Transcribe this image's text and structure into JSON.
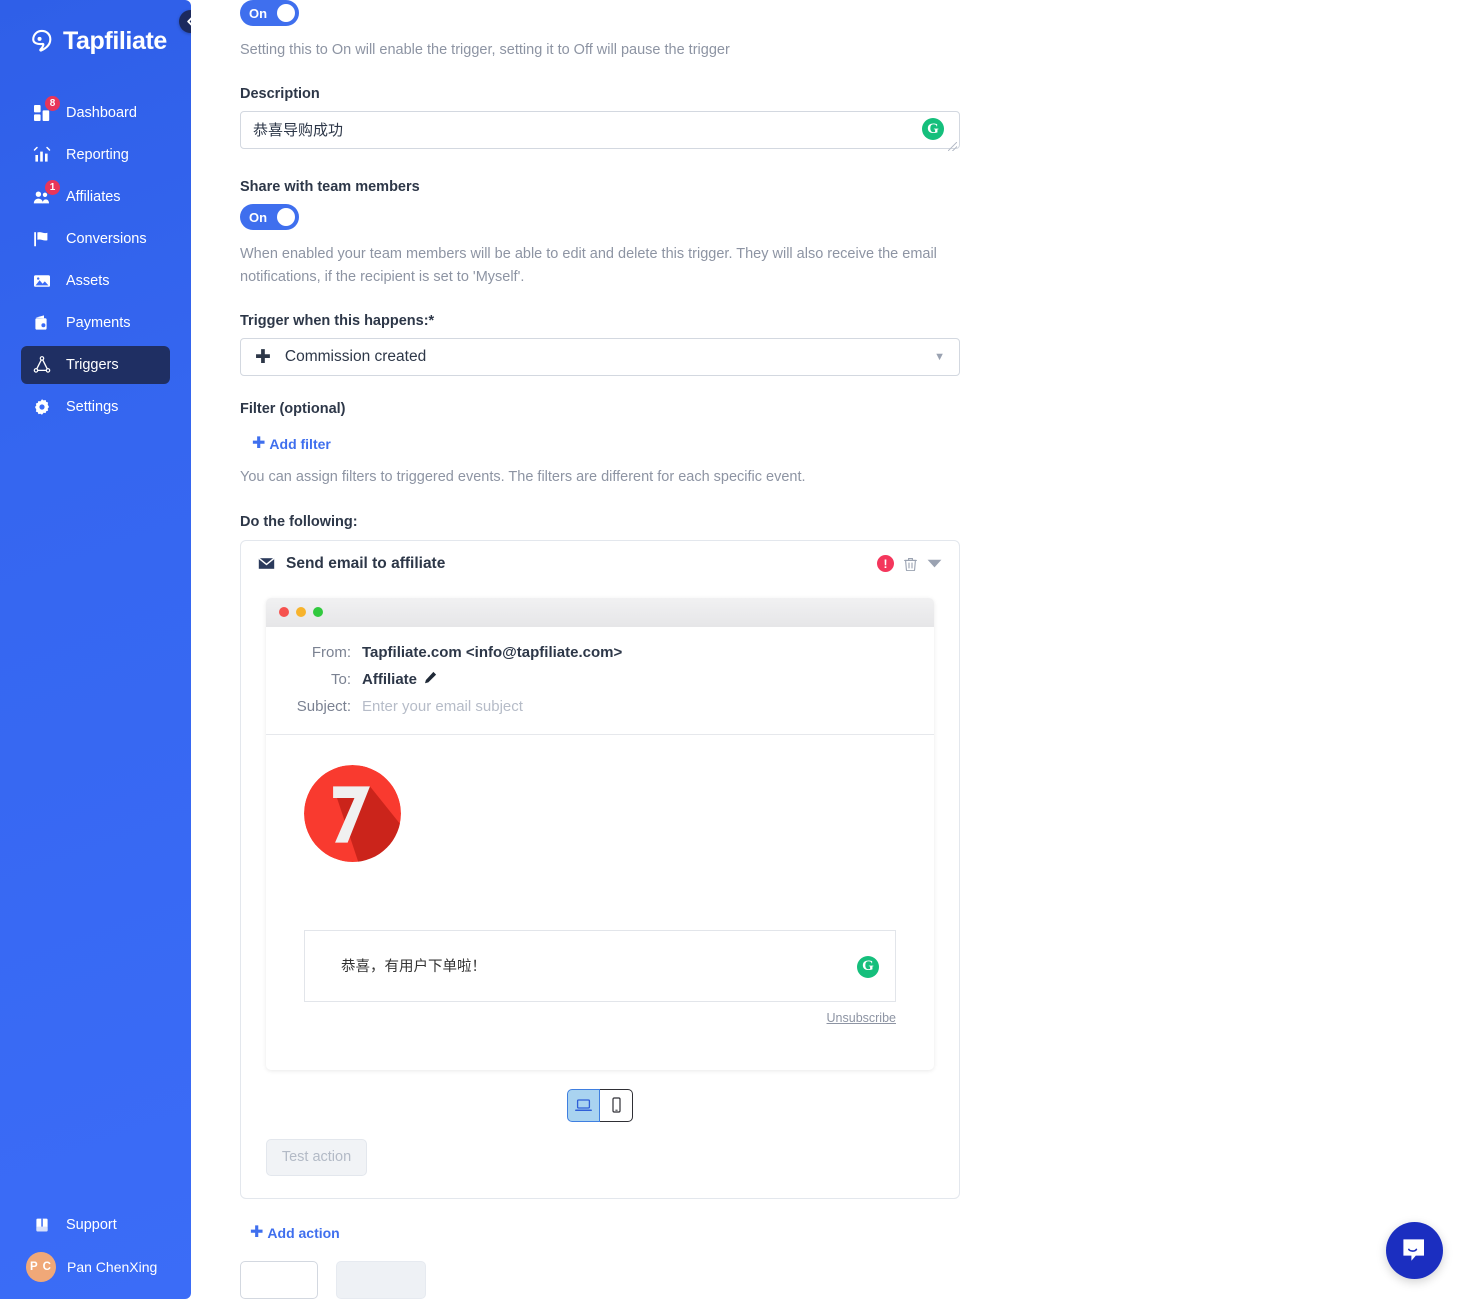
{
  "sidebar": {
    "brand": "Tapfiliate",
    "collapse_icon": "chevron-left-icon",
    "items": [
      {
        "label": "Dashboard",
        "icon": "dashboard-icon",
        "badge": "8",
        "active": false
      },
      {
        "label": "Reporting",
        "icon": "bar-chart-icon",
        "badge": "",
        "active": false
      },
      {
        "label": "Affiliates",
        "icon": "people-icon",
        "badge": "1",
        "active": false
      },
      {
        "label": "Conversions",
        "icon": "flag-icon",
        "badge": "",
        "active": false
      },
      {
        "label": "Assets",
        "icon": "image-icon",
        "badge": "",
        "active": false
      },
      {
        "label": "Payments",
        "icon": "wallet-icon",
        "badge": "",
        "active": false
      },
      {
        "label": "Triggers",
        "icon": "triangle-node-icon",
        "badge": "",
        "active": true
      },
      {
        "label": "Settings",
        "icon": "gear-icon",
        "badge": "",
        "active": false
      }
    ],
    "support": {
      "label": "Support",
      "icon": "book-icon"
    },
    "user": {
      "initials": "P C",
      "name": "Pan ChenXing"
    },
    "colors": {
      "bg_start": "#2f5fe8",
      "bg_end": "#3b6cf7",
      "active_bg": "#1f2f63",
      "badge": "#e8355a",
      "avatar": "#f0a878"
    }
  },
  "form": {
    "status_toggle": {
      "label": "On",
      "state": "on"
    },
    "status_hint": "Setting this to On will enable the trigger, setting it to Off will pause the trigger",
    "description_label": "Description",
    "description_value": "恭喜导购成功",
    "description_placeholder": "",
    "grammarly_glyph": "G",
    "share_label": "Share with team members",
    "share_toggle": {
      "label": "On",
      "state": "on"
    },
    "share_hint": "When enabled your team members will be able to edit and delete this trigger. They will also receive the email notifications, if the recipient is set to 'Myself'.",
    "trigger_label": "Trigger when this happens:*",
    "trigger_value": "Commission created",
    "trigger_plus": "✚",
    "trigger_caret": "▼",
    "filter_label": "Filter (optional)",
    "add_filter_label": "Add filter",
    "add_filter_plus": "✚",
    "filter_hint": "You can assign filters to triggered events. The filters are different for each specific event.",
    "do_following_label": "Do the following:"
  },
  "action": {
    "title": "Send email to affiliate",
    "mail_icon": "envelope-icon",
    "alert_icon": "alert-exclamation-icon",
    "alert_glyph": "!",
    "trash_icon": "trash-icon",
    "collapse_icon": "caret-down-icon",
    "email": {
      "from_label": "From:",
      "from_value": "Tapfiliate.com <info@tapfiliate.com>",
      "to_label": "To:",
      "to_value": "Affiliate",
      "edit_icon": "pencil-icon",
      "subject_label": "Subject:",
      "subject_value": "",
      "subject_placeholder": "Enter your email subject",
      "logo_icon": "red-seven-logo",
      "logo_digit": "7",
      "body_text": "恭喜，有用户下单啦！",
      "grammarly_glyph": "G",
      "unsubscribe_label": "Unsubscribe"
    },
    "device_toggle": {
      "desktop_icon": "laptop-icon",
      "mobile_icon": "phone-icon",
      "selected": "desktop"
    },
    "test_button_label": "Test action"
  },
  "footer": {
    "add_action_label": "Add action",
    "add_action_plus": "✚",
    "buttons": [
      {
        "label": "",
        "style": "outline"
      },
      {
        "label": "",
        "style": "filled"
      }
    ]
  },
  "widgets": {
    "intercom_icon": "chat-bubble-icon"
  }
}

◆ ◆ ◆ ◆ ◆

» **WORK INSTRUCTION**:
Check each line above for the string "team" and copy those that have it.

» **SOLUTION**:
    "share_label": "Share with team members",
    "share_hint": "When enabled your team members will be able to edit and delete this trigger. They will also receive the email notifications, if the recipient is set to 'Myself'.",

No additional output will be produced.